Why Healthcare Is So Expensive: Everything You Need to Know About Capitation

Do a quick Google on health care in the United States, and you’ll see one thing plastered all over the media: how expensive it is. There’s no doubt that health care in this country is extremely expensive especially compared to the rest of the developed world.

One of the ways that the economy attempts to deal with these rising insurance costs is capitation. If you’re familiar with the industry, then you’ve probably heard this term before.

In this article, we’ll take an in-depth view of exactly what capitation is so that you know everything you need to about this payment strategy.

What is Capitation?
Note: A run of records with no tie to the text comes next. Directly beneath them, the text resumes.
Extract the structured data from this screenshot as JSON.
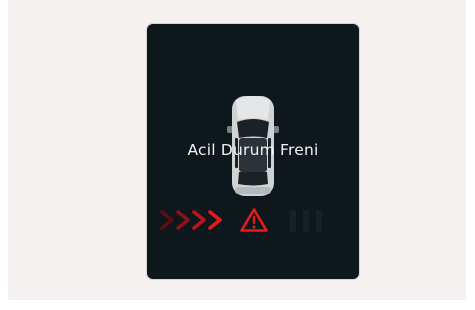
{
  "alert": {
    "label": "Acil Durum Freni"
  },
  "icons": {
    "vehicle": "car-top-view-icon",
    "warning": "warning-triangle-icon",
    "direction": "chevron-right-icon"
  },
  "colors": {
    "display_background": "#0e171c",
    "warning_red": "#e51b1b",
    "text": "#f2f2f2"
  }
}
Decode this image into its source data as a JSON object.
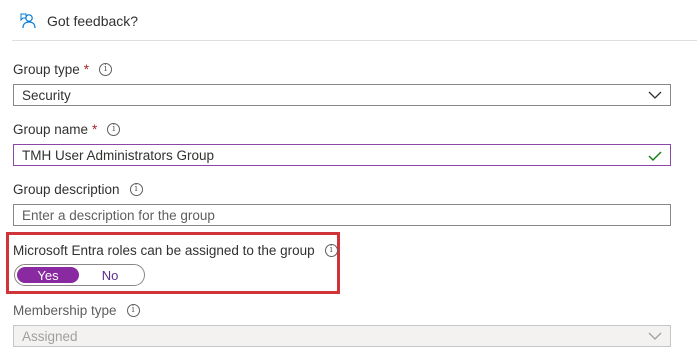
{
  "feedback": {
    "label": "Got feedback?"
  },
  "group_type": {
    "label": "Group type",
    "required": "*",
    "value": "Security"
  },
  "group_name": {
    "label": "Group name",
    "required": "*",
    "value": "TMH User Administrators Group"
  },
  "group_description": {
    "label": "Group description",
    "placeholder": "Enter a description for the group"
  },
  "entra_roles": {
    "label": "Microsoft Entra roles can be assigned to the group",
    "yes": "Yes",
    "no": "No",
    "selected": "Yes"
  },
  "membership_type": {
    "label": "Membership type",
    "value": "Assigned"
  },
  "colors": {
    "accent": "#8a2aa0",
    "highlight": "#d13438",
    "valid": "#107c10"
  }
}
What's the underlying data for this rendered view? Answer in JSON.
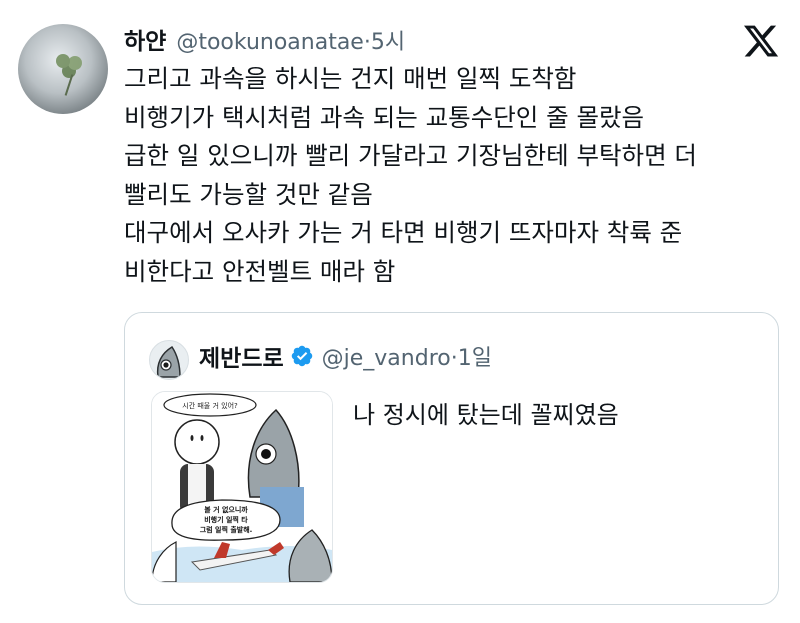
{
  "tweet": {
    "display_name": "하얀",
    "handle": "@tookunoanatae",
    "separator": "·",
    "time": "5시",
    "lines": [
      "그리고 과속을 하시는 건지 매번 일찍 도착함",
      "비행기가 택시처럼 과속 되는 교통수단인 줄 몰랐음",
      "급한 일 있으니까 빨리 가달라고 기장님한테 부탁하면 더",
      "빨리도 가능할 것만 같음",
      "대구에서 오사카 가는 거 타면 비행기 뜨자마자 착륙 준",
      "비한다고 안전벨트 매라 함"
    ],
    "avatar_icon": "profile-photo-clover"
  },
  "brand": {
    "logo_icon": "x-logo-icon"
  },
  "quote": {
    "display_name": "제반드로",
    "verified_icon": "verified-badge-icon",
    "handle": "@je_vandro",
    "separator": "·",
    "time": "1일",
    "text": "나 정시에 탔는데 꼴찌였음",
    "image": {
      "bubble_top": "시간 때울 거 있어?",
      "bubble_main_lines": [
        "볼 거 없으니까",
        "비행기 일찍 타",
        "그럼 일찍 출발해."
      ]
    }
  },
  "colors": {
    "text_primary": "#0f1419",
    "text_secondary": "#536471",
    "border": "#cfd9de",
    "verified_blue": "#1d9bf0"
  }
}
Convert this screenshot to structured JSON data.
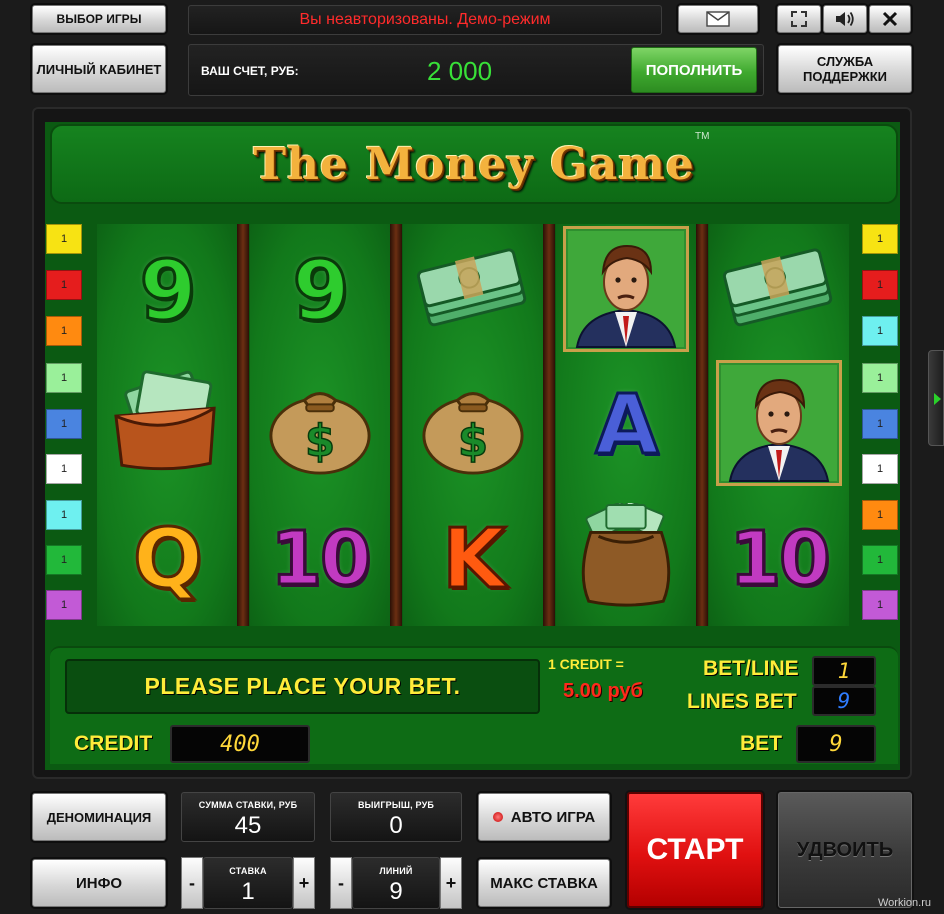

Let’s understand exactly what is capitation. The word means, in essence, pre-payment. Under a capitation payment system, a doctor or a hospital is pre-paid for all services by either a medical insurance company or a physicians’ association group.

This pre-payment means that patient visits aren’t a factor in expense. Instead, no matter how much a specific patient goes or does not go to the doctor, the doctor still receives a pre-paid amount that does not change.

For instance, let’s say that a health insurance provider pays two million dollars to a hospital in exchange for treatment for one thousand patients. This is an average payment of two thousand dollars per patient.

This would be an example of a capitated payment — even if none of those patients visit the hospital for the entire year, the hospital still receives two million dollars. Conversely, if all of the patients went every single week, the hospital still receives only two million dollars and the patients’ premiums don’t change.

Now let’s move on to analyzing the pros and cons of this system.

Benefits of Capitation

The benefits of capitation are realized on both sides of the equation, on the provider side as well as on the patient side. The provider doesn’t have to do any complicated bookkeeping because of how straightforward the income is. This saves them costs.

In addition, it also serves to keep the costs of materials used in treatment down since the hospital cannot pass those costs on to the patient. Patients will also be able to avoid unnecessary tests and procedures that the hospital may have otherwise recommended if they were paid per visit.

Negatives of Capitation

There are great pros to capitation, but there are of course some cons as well. The primary negative to discuss is that it incentivizes the provider to get patients in and out as fast as possible. Each patient will probably receive less individualized time, which can hurt them in the long run if they have a very complicated condition.

Putting it Together

There you have it — all you need to know about capitation. Capitation is an effective way to keep costs down in a health care system that steadily becomes more and more expensive. The only question is, are the cons worth the benefits?

For more lifestyle advice, be sure to check out the rest of the articles on the website!